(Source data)
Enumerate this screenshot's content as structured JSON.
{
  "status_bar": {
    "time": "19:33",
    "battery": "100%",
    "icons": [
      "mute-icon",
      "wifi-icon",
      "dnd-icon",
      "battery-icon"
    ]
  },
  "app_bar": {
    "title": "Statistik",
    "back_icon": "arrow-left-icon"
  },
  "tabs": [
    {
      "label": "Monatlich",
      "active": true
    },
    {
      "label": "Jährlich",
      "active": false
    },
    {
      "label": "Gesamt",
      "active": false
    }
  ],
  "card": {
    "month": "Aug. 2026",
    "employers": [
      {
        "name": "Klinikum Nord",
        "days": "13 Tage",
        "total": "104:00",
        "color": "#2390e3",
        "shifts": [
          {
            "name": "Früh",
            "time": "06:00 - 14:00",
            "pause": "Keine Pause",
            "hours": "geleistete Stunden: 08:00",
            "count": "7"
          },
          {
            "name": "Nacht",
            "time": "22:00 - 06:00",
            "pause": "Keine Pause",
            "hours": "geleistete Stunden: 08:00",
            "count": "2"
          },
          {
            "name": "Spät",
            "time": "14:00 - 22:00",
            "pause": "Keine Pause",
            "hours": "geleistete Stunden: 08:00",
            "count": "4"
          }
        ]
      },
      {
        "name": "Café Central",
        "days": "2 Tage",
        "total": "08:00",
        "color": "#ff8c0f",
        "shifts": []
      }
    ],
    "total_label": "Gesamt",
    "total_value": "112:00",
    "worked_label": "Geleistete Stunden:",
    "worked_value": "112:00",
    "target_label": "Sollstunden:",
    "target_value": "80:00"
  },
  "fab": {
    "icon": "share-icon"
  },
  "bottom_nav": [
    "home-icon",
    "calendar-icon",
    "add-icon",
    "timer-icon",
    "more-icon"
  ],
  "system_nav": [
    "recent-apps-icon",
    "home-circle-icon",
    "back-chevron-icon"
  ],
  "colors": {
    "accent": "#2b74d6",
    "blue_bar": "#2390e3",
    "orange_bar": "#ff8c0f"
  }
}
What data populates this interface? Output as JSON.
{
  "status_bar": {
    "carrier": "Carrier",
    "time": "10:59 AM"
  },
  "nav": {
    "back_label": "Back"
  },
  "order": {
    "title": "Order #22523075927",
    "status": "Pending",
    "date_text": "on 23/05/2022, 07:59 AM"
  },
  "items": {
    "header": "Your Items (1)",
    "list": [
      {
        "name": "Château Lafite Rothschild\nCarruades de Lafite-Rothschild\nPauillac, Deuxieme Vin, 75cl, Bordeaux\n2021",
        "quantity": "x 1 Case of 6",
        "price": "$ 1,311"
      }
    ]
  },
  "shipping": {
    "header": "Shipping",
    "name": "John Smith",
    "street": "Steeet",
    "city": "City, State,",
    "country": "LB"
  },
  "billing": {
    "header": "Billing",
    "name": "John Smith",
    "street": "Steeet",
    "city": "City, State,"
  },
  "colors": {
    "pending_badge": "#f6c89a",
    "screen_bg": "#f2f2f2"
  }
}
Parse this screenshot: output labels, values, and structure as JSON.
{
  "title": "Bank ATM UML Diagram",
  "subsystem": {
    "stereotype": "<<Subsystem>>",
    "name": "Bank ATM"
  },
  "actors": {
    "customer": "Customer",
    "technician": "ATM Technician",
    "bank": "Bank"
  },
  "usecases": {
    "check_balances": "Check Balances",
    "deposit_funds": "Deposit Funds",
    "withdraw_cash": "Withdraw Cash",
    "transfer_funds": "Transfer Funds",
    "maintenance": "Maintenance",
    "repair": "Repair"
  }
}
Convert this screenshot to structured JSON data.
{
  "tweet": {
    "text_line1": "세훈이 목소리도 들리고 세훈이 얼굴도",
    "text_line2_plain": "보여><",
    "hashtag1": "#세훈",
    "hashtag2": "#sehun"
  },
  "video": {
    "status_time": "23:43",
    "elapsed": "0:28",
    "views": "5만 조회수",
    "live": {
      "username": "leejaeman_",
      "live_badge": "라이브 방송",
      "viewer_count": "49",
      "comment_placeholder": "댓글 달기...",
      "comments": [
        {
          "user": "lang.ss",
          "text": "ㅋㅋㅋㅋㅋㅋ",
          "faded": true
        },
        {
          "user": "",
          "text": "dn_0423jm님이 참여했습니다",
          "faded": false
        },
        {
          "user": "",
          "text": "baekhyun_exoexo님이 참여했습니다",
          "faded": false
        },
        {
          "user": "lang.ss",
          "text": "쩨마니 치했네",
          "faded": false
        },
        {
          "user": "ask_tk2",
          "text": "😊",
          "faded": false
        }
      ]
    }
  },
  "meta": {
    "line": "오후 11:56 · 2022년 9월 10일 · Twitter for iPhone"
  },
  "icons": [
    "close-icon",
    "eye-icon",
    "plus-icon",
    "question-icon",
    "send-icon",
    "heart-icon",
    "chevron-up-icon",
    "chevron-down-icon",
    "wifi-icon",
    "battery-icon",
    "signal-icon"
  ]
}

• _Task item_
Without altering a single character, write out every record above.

• _Exercise result_
Enumerate this screenshot's content as structured JSON.
{
  "status_bar": {
    "time": "19:33",
    "battery": "100%",
    "icons": [
      "mute-icon",
      "wifi-icon",
      "dnd-icon",
      "battery-icon"
    ]
  },
  "app_bar": {
    "title": "Statistik",
    "back_icon": "arrow-left-icon"
  },
  "tabs": [
    {
      "label": "Monatlich",
      "active": true
    },
    {
      "label": "Jährlich",
      "active": false
    },
    {
      "label": "Gesamt",
      "active": false
    }
  ],
  "card": {
    "month": "Aug. 2026",
    "employers": [
      {
        "name": "Klinikum Nord",
        "days": "13 Tage",
        "total": "104:00",
        "color": "#2390e3",
        "shifts": [
          {
            "name": "Früh",
            "time": "06:00 - 14:00",
            "pause": "Keine Pause",
            "hours": "geleistete Stunden: 08:00",
            "count": "7"
          },
          {
            "name": "Nacht",
            "time": "22:00 - 06:00",
            "pause": "Keine Pause",
            "hours": "geleistete Stunden: 08:00",
            "count": "2"
          },
          {
            "name": "Spät",
            "time": "14:00 - 22:00",
            "pause": "Keine Pause",
            "hours": "geleistete Stunden: 08:00",
            "count": "4"
          }
        ]
      },
      {
        "name": "Café Central",
        "days": "2 Tage",
        "total": "08:00",
        "color": "#ff8c0f",
        "shifts": []
      }
    ],
    "total_label": "Gesamt",
    "total_value": "112:00",
    "worked_label": "Geleistete Stunden:",
    "worked_value": "112:00",
    "target_label": "Sollstunden:",
    "target_value": "80:00"
  },
  "fab": {
    "icon": "share-icon"
  },
  "bottom_nav": [
    "home-icon",
    "calendar-icon",
    "add-icon",
    "timer-icon",
    "more-icon"
  ],
  "system_nav": [
    "recent-apps-icon",
    "home-circle-icon",
    "back-chevron-icon"
  ],
  "colors": {
    "accent": "#2b74d6",
    "blue_bar": "#2390e3",
    "orange_bar": "#ff8c0f"
  }
}
What data populates this interface? Output as JSON.
{
  "status_bar": {
    "carrier": "Carrier",
    "time": "10:59 AM"
  },
  "nav": {
    "back_label": "Back"
  },
  "order": {
    "title": "Order #22523075927",
    "status": "Pending",
    "date_text": "on 23/05/2022, 07:59 AM"
  },
  "items": {
    "header": "Your Items (1)",
    "list": [
      {
        "name": "Château Lafite Rothschild\nCarruades de Lafite-Rothschild\nPauillac, Deuxieme Vin, 75cl, Bordeaux\n2021",
        "quantity": "x 1 Case of 6",
        "price": "$ 1,311"
      }
    ]
  },
  "shipping": {
    "header": "Shipping",
    "name": "John Smith",
    "street": "Steeet",
    "city": "City, State,",
    "country": "LB"
  },
  "billing": {
    "header": "Billing",
    "name": "John Smith",
    "street": "Steeet",
    "city": "City, State,"
  },
  "colors": {
    "pending_badge": "#f6c89a",
    "screen_bg": "#f2f2f2"
  }
}
Parse this screenshot: output labels, values, and structure as JSON.
{
  "title": "Bank ATM UML Diagram",
  "subsystem": {
    "stereotype": "<<Subsystem>>",
    "name": "Bank ATM"
  },
  "actors": {
    "customer": "Customer",
    "technician": "ATM Technician",
    "bank": "Bank"
  },
  "usecases": {
    "check_balances": "Check Balances",
    "deposit_funds": "Deposit Funds",
    "withdraw_cash": "Withdraw Cash",
    "transfer_funds": "Transfer Funds",
    "maintenance": "Maintenance",
    "repair": "Repair"
  }
}
Convert this screenshot to structured JSON data.
{
  "tweet": {
    "text_line1": "세훈이 목소리도 들리고 세훈이 얼굴도",
    "text_line2_plain": "보여><",
    "hashtag1": "#세훈",
    "hashtag2": "#sehun"
  },
  "video": {
    "status_time": "23:43",
    "elapsed": "0:28",
    "views": "5만 조회수",
    "live": {
      "username": "leejaeman_",
      "live_badge": "라이브 방송",
      "viewer_count": "49",
      "comment_placeholder": "댓글 달기...",
      "comments": [
        {
          "user": "lang.ss",
          "text": "ㅋㅋㅋㅋㅋㅋ",
          "faded": true
        },
        {
          "user": "",
          "text": "dn_0423jm님이 참여했습니다",
          "faded": false
        },
        {
          "user": "",
          "text": "baekhyun_exoexo님이 참여했습니다",
          "faded": false
        },
        {
          "user": "lang.ss",
          "text": "쩨마니 치했네",
          "faded": false
        },
        {
          "user": "ask_tk2",
          "text": "😊",
          "faded": false
        }
      ]
    }
  },
  "meta": {
    "line": "오후 11:56 · 2022년 9월 10일 · Twitter for iPhone"
  },
  "icons": [
    "close-icon",
    "eye-icon",
    "plus-icon",
    "question-icon",
    "send-icon",
    "heart-icon",
    "chevron-up-icon",
    "chevron-down-icon",
    "wifi-icon",
    "battery-icon",
    "signal-icon"
  ]
}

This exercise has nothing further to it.